COVID-19 drove people from indoors to outdoors

When the COVID-19 pandemic hit, our daily life got interrupted and a whole new form of normal was launched. People were forced to stay at home and switch to remote working and ”COVID-19 proof” hobbies. In Finland, the level of lockdown was not as severe as it was in many other European countries, yet also Finnish society was restricted by regulations and rules to prevent the infection from spreading. Still, we had the opportunity to go out and exercise whenever we wanted to.

[Alt text: Two persons are skiing.]
Image 1. Increased outdoor activity is reflected in ski tracks. (Hermann & Richter 2017)

After the Finnish government released COVID-19 related pandemic restrictions, indoor activities were no longer possible to attend. It included all entertainment, movies, bars, gyms, swimming halls and group exercises. In Lahti, closing swimming halls was criticized because swimming is one of the few activities for people with limitations to keep them active and healthy (Valkonen 2021). Nevertheless, everyone understood that to keep on exercising or using their free time wisely, they needed to head outdoors.

Impact of restrictions on individual and companies

Leisure time has changed in a couple of years due to the challenges posed by the pandemic. According to a study by Lindén and Peltonen (2022, 29), more than 44 percent of people have plenty of free time during the week, but nearly 80 percent do not spend it outside their home. The reason for staying home is that leisure options have narrowed and there is a risk of exposure to COVID-19. Outdoor activities have grown in popularity; they are good for mental and physical well-being, and outdoors it’s easy to avoid crowds.

COVID-19 pandemic has caused many difficulties for companies offering indoor activities.
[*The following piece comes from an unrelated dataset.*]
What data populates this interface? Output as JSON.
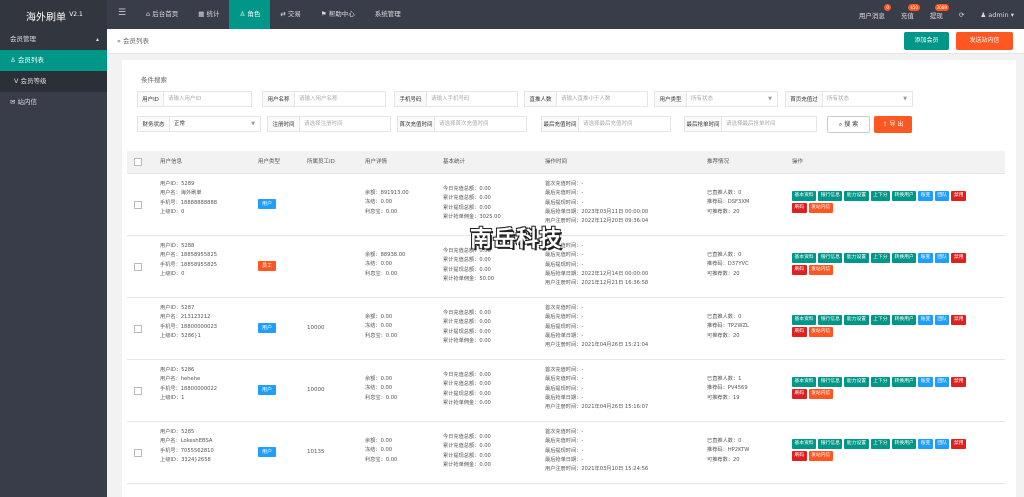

Sports and hobby facilities have been closed for a while and, once the facilities have finally been opened, they have often had to be reorganized or modified to reduce the risk of infection. For nascent companies, the situation has been at least as challenging. According to the business developer of Lahden Seudun Kehitys LADEC Oy, COVID-19 slowed down the establishment of new companies. Related contacts almost completely ceased from March to June 2020. Instead, current entrepreneurs called in distress and asked for advice on how to cope with the pandemic and the economic problems it caused. (Lindén & Peltonen 2022, 13.)

Return to indoor activities

Fortunately, indoor activities are making a comeback. Theaters are open and sports venues can be used again. Because people are used to being at home, it can mean that problems will continue for service providers. Returning to the status quo is challenging. Leisure time spent outside home is still limited. (Lindén & Peltonen 2022, 46.)

It remains to be seen how the situation of indoor activities and other cultural offerings will develop in the future. Do people dare to go to cramped spaces again, or are entrepreneurs willing to make changes to improve safety? Hygiene measures and sufficiently spacious, safe premises can promote the interests of both people and businesses (Lindén & Peltonen 2022, 46).


Kaisu Lindén and Penina Peltonen are students at LAB University of Applied Sciences, Bachelor’s Degree Programme in International Business.

Sari Suominen works as Senior Lecturer at LAB University of Applied Sciences in Lahti.


Hermann, S. & Richter, F. 2017. Murtomaahiihto-talvi-maastohiihto-3020751. Pixel2013. Pixabay. Cited 8 Apr 2022. Available at

Lindén, K. Peltonen, P. 2022. Indoor activities in Lahti: Business idea and marketing plan for a minigolf course. Bachelor Thesis. LAB University of Applied Sciences, Faculty of Business and Hospitality Management. Lahti. Cited 7 Apr 2022.  Available at

Valkonen, E. 2021. Pitäkää uimahallit Lahdessa auki. Etelä-Suomen Sanomat. Cited 7 Apr 2022. Available at